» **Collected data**

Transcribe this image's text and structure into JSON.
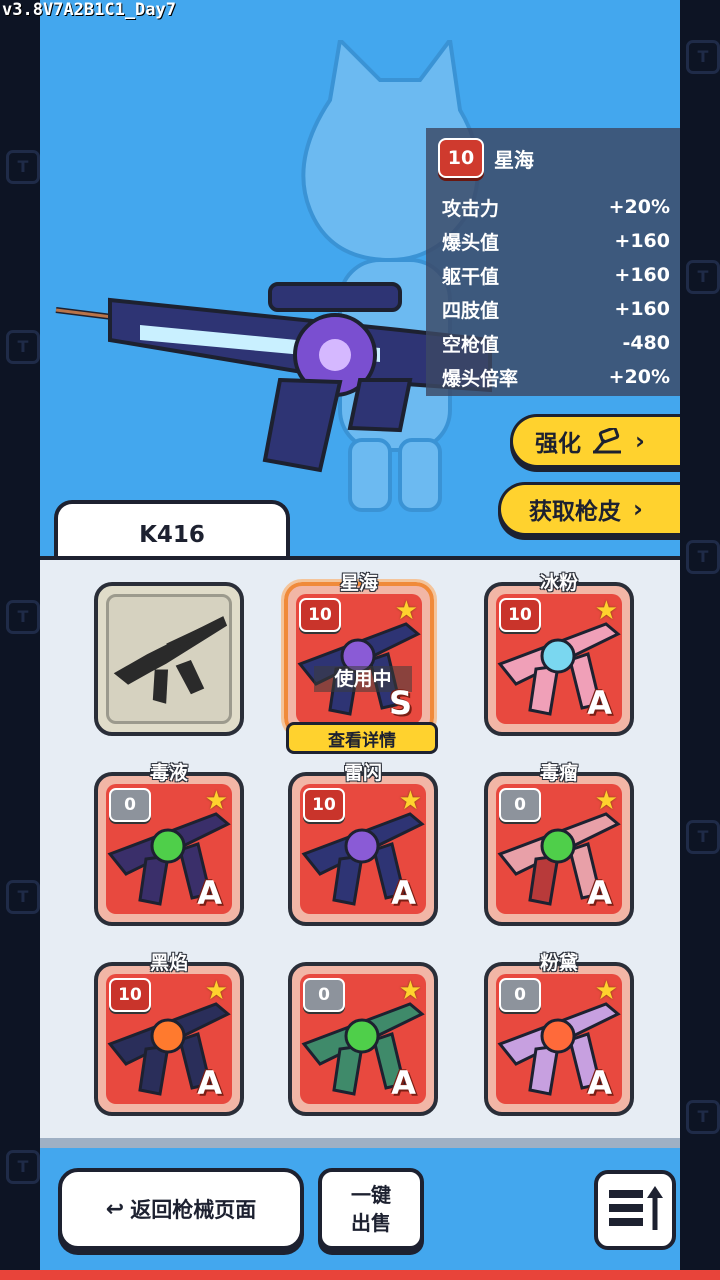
{
  "debug_version": "v3.8V7A2B1C1_Day7",
  "stats_panel": {
    "level": "10",
    "skin_name": "星海",
    "rows": [
      {
        "label": "攻击力",
        "value": "+20%"
      },
      {
        "label": "爆头值",
        "value": "+160"
      },
      {
        "label": "躯干值",
        "value": "+160"
      },
      {
        "label": "四肢值",
        "value": "+160"
      },
      {
        "label": "空枪值",
        "value": "-480"
      },
      {
        "label": "爆头倍率",
        "value": "+20%"
      }
    ]
  },
  "actions": {
    "upgrade": "强化",
    "get_skin": "获取枪皮"
  },
  "weapon_tab": "K416",
  "skins": [
    {
      "name": "",
      "level": "",
      "rank": "",
      "star": false,
      "type": "default"
    },
    {
      "name": "星海",
      "level": "10",
      "rank": "S",
      "star": true,
      "type": "selected",
      "status": "使用中",
      "color": "#8a5bd6"
    },
    {
      "name": "冰粉",
      "level": "10",
      "rank": "A",
      "star": true,
      "type": "normal",
      "color": "#7ad7f0"
    },
    {
      "name": "毒液",
      "level": "0",
      "rank": "A",
      "star": true,
      "type": "normal",
      "color": "#4fcf4a"
    },
    {
      "name": "雷闪",
      "level": "10",
      "rank": "A",
      "star": true,
      "type": "normal",
      "color": "#8a5bd6"
    },
    {
      "name": "毒瘤",
      "level": "0",
      "rank": "A",
      "star": true,
      "type": "normal",
      "color": "#4fcf4a"
    },
    {
      "name": "黑焰",
      "level": "10",
      "rank": "A",
      "star": true,
      "type": "normal",
      "color": "#ff7a2e"
    },
    {
      "name": "",
      "level": "0",
      "rank": "A",
      "star": true,
      "type": "normal",
      "color": "#4fcf4a"
    },
    {
      "name": "粉黛",
      "level": "0",
      "rank": "A",
      "star": true,
      "type": "normal",
      "color": "#ff6a3a"
    }
  ],
  "detail_button": "查看详情",
  "bottom": {
    "back": "返回枪械页面",
    "sell": "一键出售"
  }
}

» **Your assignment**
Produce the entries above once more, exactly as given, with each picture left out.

» **Answer to this exercise**
Transcribe this image's text and structure into JSON.
{
  "debug_version": "v3.8V7A2B1C1_Day7",
  "stats_panel": {
    "level": "10",
    "skin_name": "星海",
    "rows": [
      {
        "label": "攻击力",
        "value": "+20%"
      },
      {
        "label": "爆头值",
        "value": "+160"
      },
      {
        "label": "躯干值",
        "value": "+160"
      },
      {
        "label": "四肢值",
        "value": "+160"
      },
      {
        "label": "空枪值",
        "value": "-480"
      },
      {
        "label": "爆头倍率",
        "value": "+20%"
      }
    ]
  },
  "actions": {
    "upgrade": "强化",
    "get_skin": "获取枪皮"
  },
  "weapon_tab": "K416",
  "skins": [
    {
      "name": "",
      "level": "",
      "rank": "",
      "star": false,
      "type": "default"
    },
    {
      "name": "星海",
      "level": "10",
      "rank": "S",
      "star": true,
      "type": "selected",
      "status": "使用中",
      "color": "#8a5bd6"
    },
    {
      "name": "冰粉",
      "level": "10",
      "rank": "A",
      "star": true,
      "type": "normal",
      "color": "#7ad7f0"
    },
    {
      "name": "毒液",
      "level": "0",
      "rank": "A",
      "star": true,
      "type": "normal",
      "color": "#4fcf4a"
    },
    {
      "name": "雷闪",
      "level": "10",
      "rank": "A",
      "star": true,
      "type": "normal",
      "color": "#8a5bd6"
    },
    {
      "name": "毒瘤",
      "level": "0",
      "rank": "A",
      "star": true,
      "type": "normal",
      "color": "#4fcf4a"
    },
    {
      "name": "黑焰",
      "level": "10",
      "rank": "A",
      "star": true,
      "type": "normal",
      "color": "#ff7a2e"
    },
    {
      "name": "",
      "level": "0",
      "rank": "A",
      "star": true,
      "type": "normal",
      "color": "#4fcf4a"
    },
    {
      "name": "粉黛",
      "level": "0",
      "rank": "A",
      "star": true,
      "type": "normal",
      "color": "#ff6a3a"
    }
  ],
  "detail_button": "查看详情",
  "bottom": {
    "back": "返回枪械页面",
    "sell": "一键出售"
  }
}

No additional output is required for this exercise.